(Items from a dataset)
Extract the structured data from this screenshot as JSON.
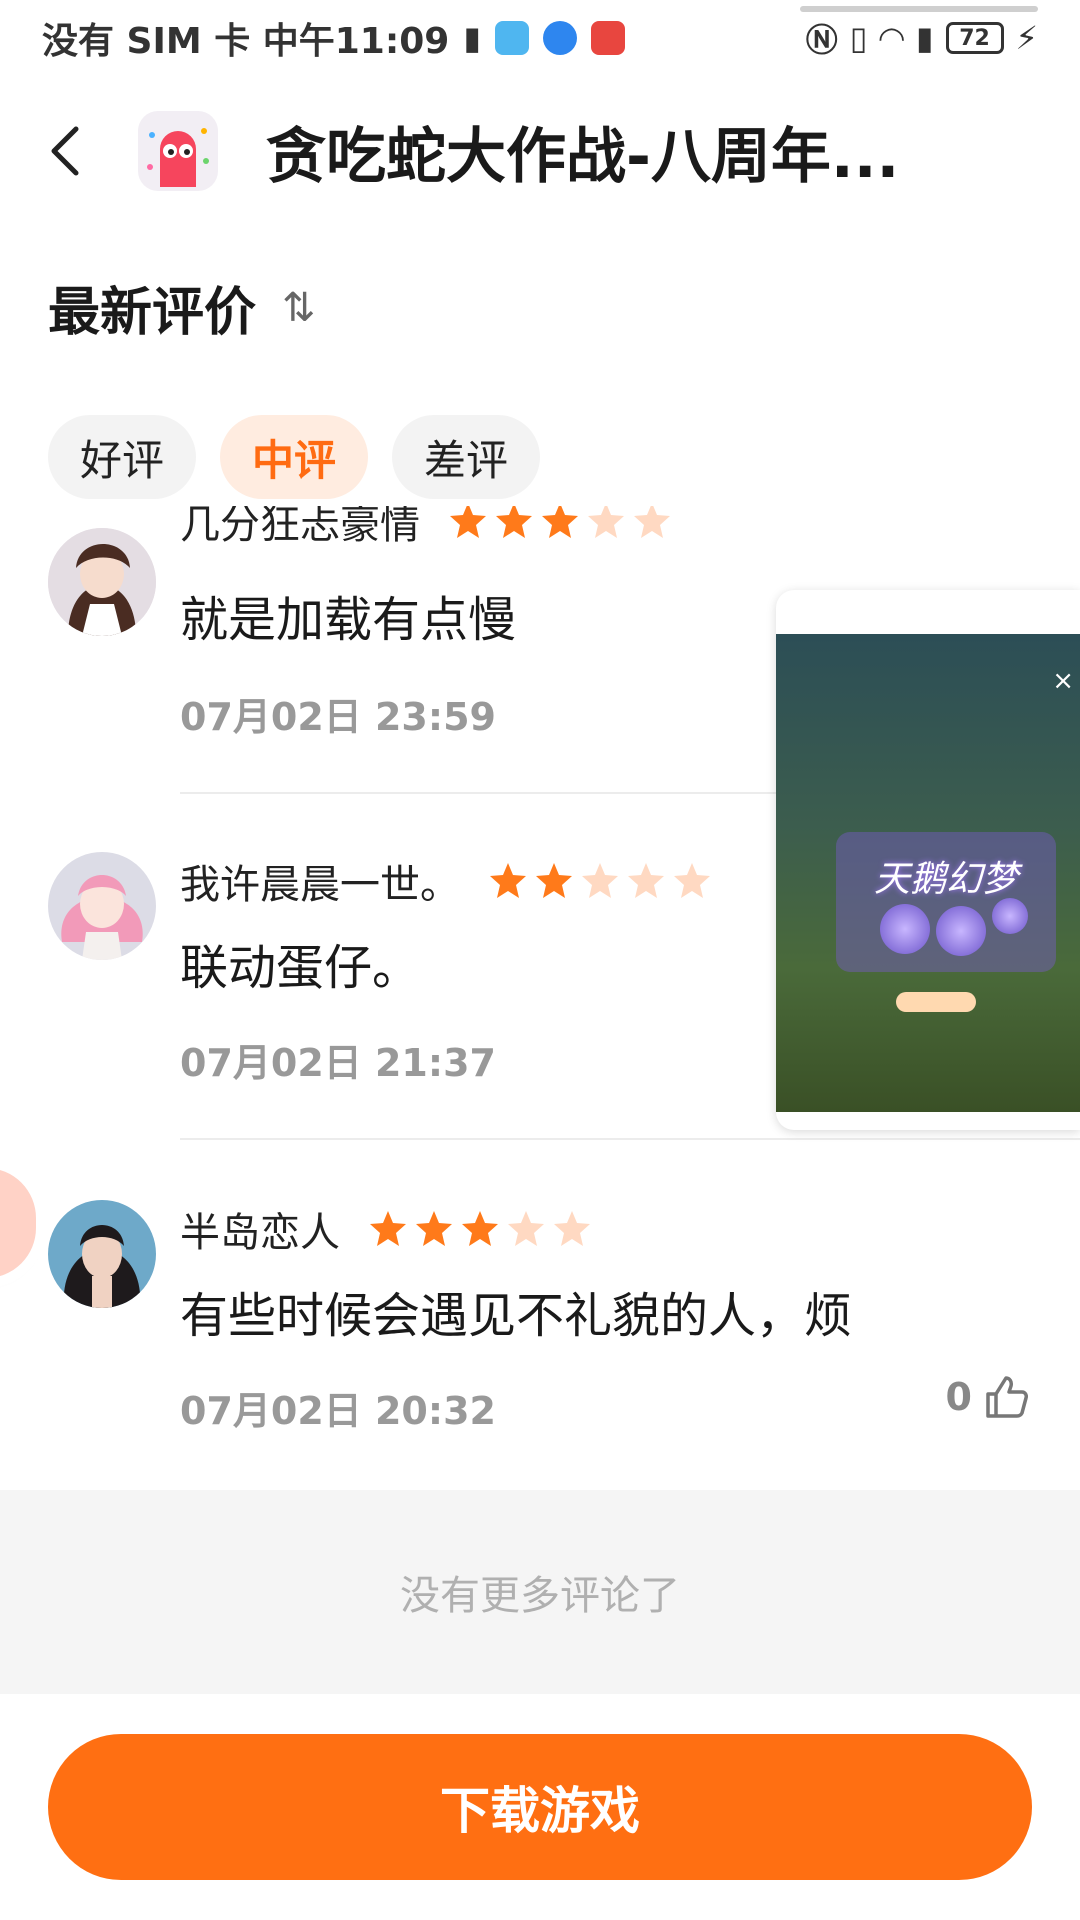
{
  "status_bar": {
    "left_text": "没有 SIM 卡 中午11:09",
    "battery": "72"
  },
  "header": {
    "title": "贪吃蛇大作战-八周年..."
  },
  "section": {
    "title": "最新评价"
  },
  "filters": [
    {
      "label": "好评",
      "active": false
    },
    {
      "label": "中评",
      "active": true
    },
    {
      "label": "差评",
      "active": false
    }
  ],
  "reviews": [
    {
      "name": "几分狂忐豪情",
      "rating": 3,
      "text": "就是加载有点慢",
      "time": "07月02日 23:59"
    },
    {
      "name": "我许晨晨一世。",
      "rating": 2,
      "text": "联动蛋仔。",
      "time": "07月02日 21:37"
    },
    {
      "name": "半岛恋人",
      "rating": 3,
      "text": "有些时候会遇见不礼貌的人，烦",
      "time": "07月02日 20:32",
      "likes": "0"
    }
  ],
  "float_video": {
    "title": "天鹅幻梦",
    "close": "×"
  },
  "footer": {
    "no_more": "没有更多评论了",
    "download_label": "下载游戏"
  },
  "colors": {
    "accent": "#ff6f12",
    "star_on": "#ff7a1a",
    "star_off": "#ffd9c2"
  }
}
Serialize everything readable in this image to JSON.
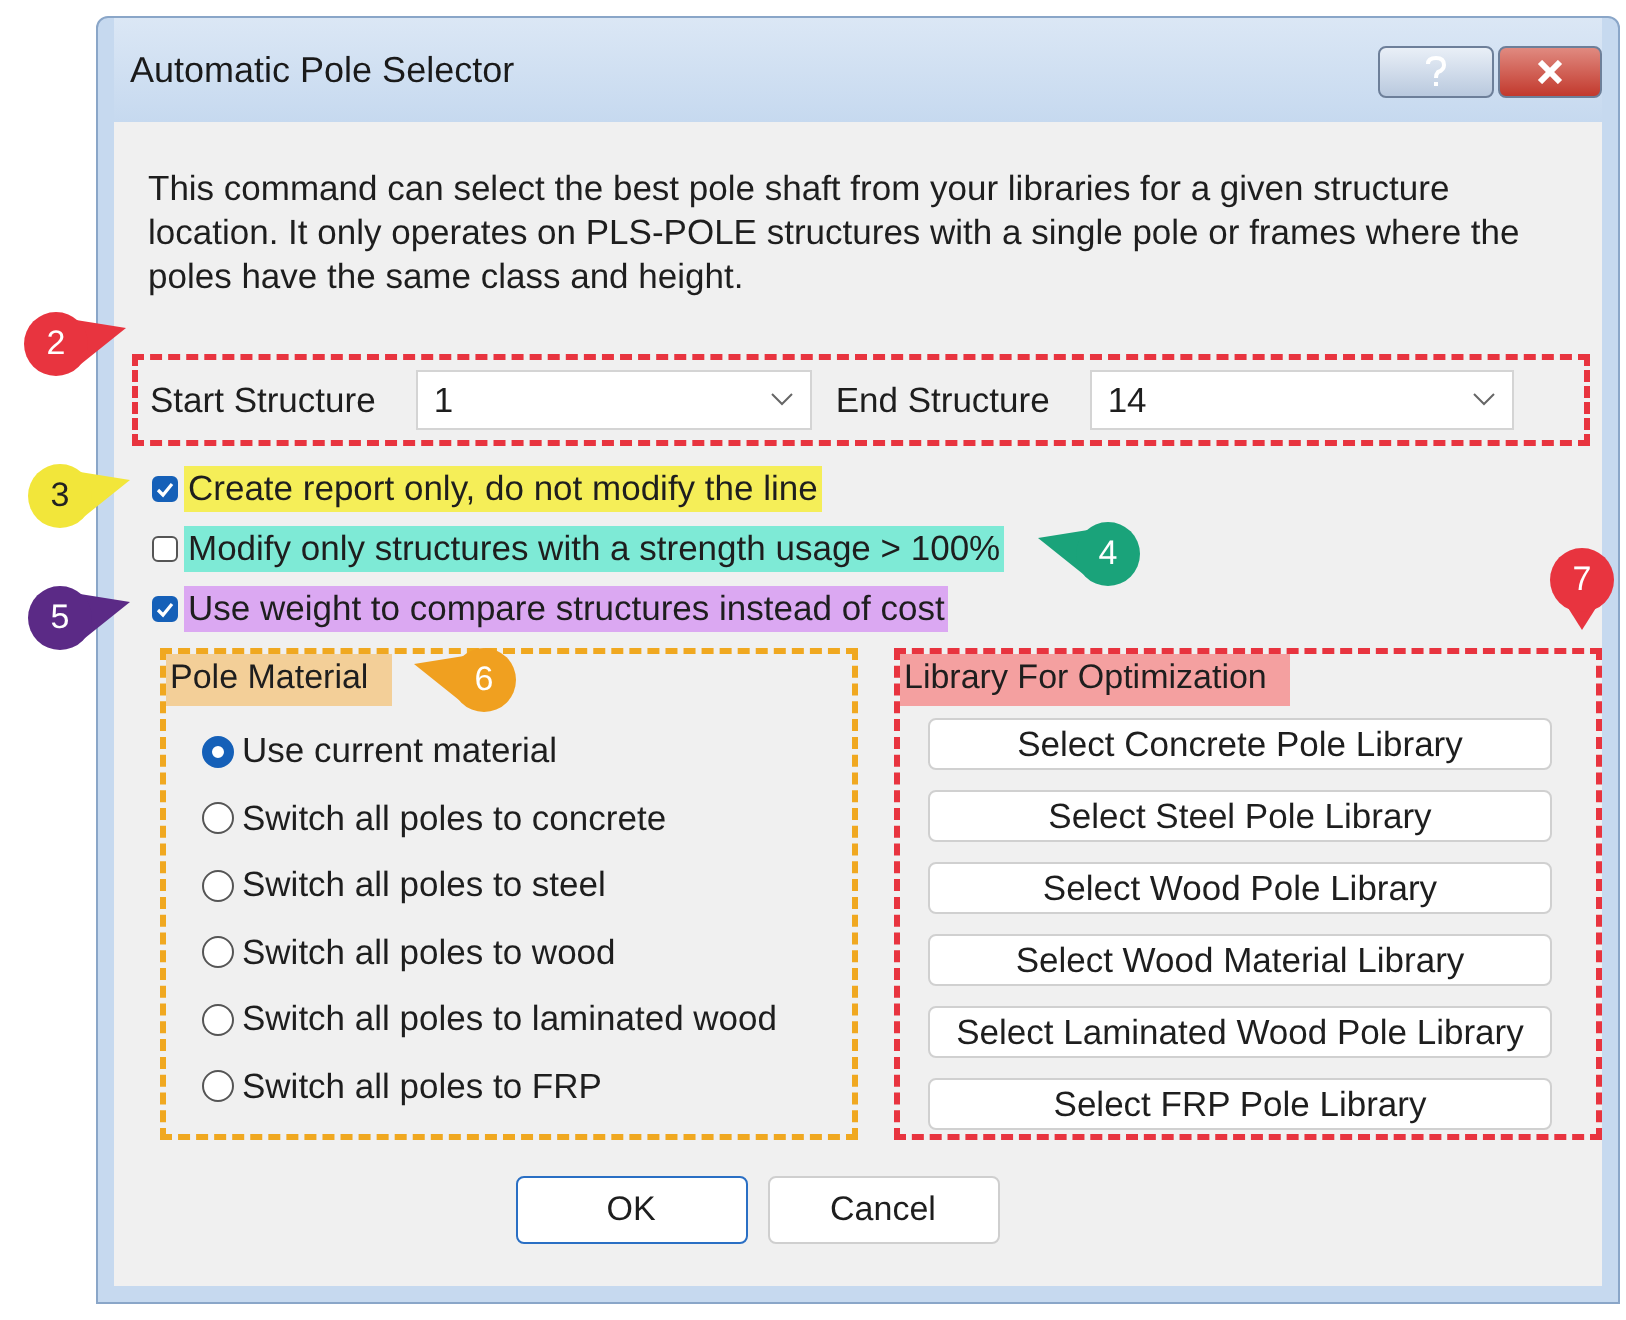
{
  "window": {
    "title": "Automatic Pole Selector"
  },
  "description": "This command can select the best pole shaft from your libraries for a given structure location.  It only operates on PLS-POLE structures with a single pole or frames where the poles have the same class and height.",
  "range": {
    "start_label": "Start Structure",
    "start_value": "1",
    "end_label": "End Structure",
    "end_value": "14"
  },
  "options": [
    {
      "label": "Create report only, do not modify the line",
      "checked": true,
      "color": "#f5ee58"
    },
    {
      "label": "Modify only structures with a strength usage > 100%",
      "checked": false,
      "color": "#7eead6"
    },
    {
      "label": "Use weight to compare structures instead of cost",
      "checked": true,
      "color": "#dba8f2"
    }
  ],
  "pole_material": {
    "title": "Pole Material",
    "choices": [
      {
        "label": "Use current material",
        "selected": true
      },
      {
        "label": "Switch all poles to concrete",
        "selected": false
      },
      {
        "label": "Switch all poles to steel",
        "selected": false
      },
      {
        "label": "Switch all poles to wood",
        "selected": false
      },
      {
        "label": "Switch all poles to laminated wood",
        "selected": false
      },
      {
        "label": "Switch all poles to FRP",
        "selected": false
      }
    ]
  },
  "library": {
    "title": "Library For Optimization",
    "buttons": [
      "Select Concrete Pole Library",
      "Select Steel Pole Library",
      "Select Wood Pole Library",
      "Select Wood Material Library",
      "Select Laminated Wood Pole Library",
      "Select FRP Pole Library"
    ]
  },
  "buttons": [
    "OK",
    "Cancel"
  ],
  "callouts": [
    {
      "number": "2",
      "color": "#e8343f"
    },
    {
      "number": "3",
      "color": "#f2e63a"
    },
    {
      "number": "4",
      "color": "#1aa37a"
    },
    {
      "number": "5",
      "color": "#5b2a86"
    },
    {
      "number": "6",
      "color": "#f0a020"
    },
    {
      "number": "7",
      "color": "#e8343f"
    }
  ]
}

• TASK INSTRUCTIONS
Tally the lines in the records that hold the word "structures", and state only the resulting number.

• RESPONSE AREA
3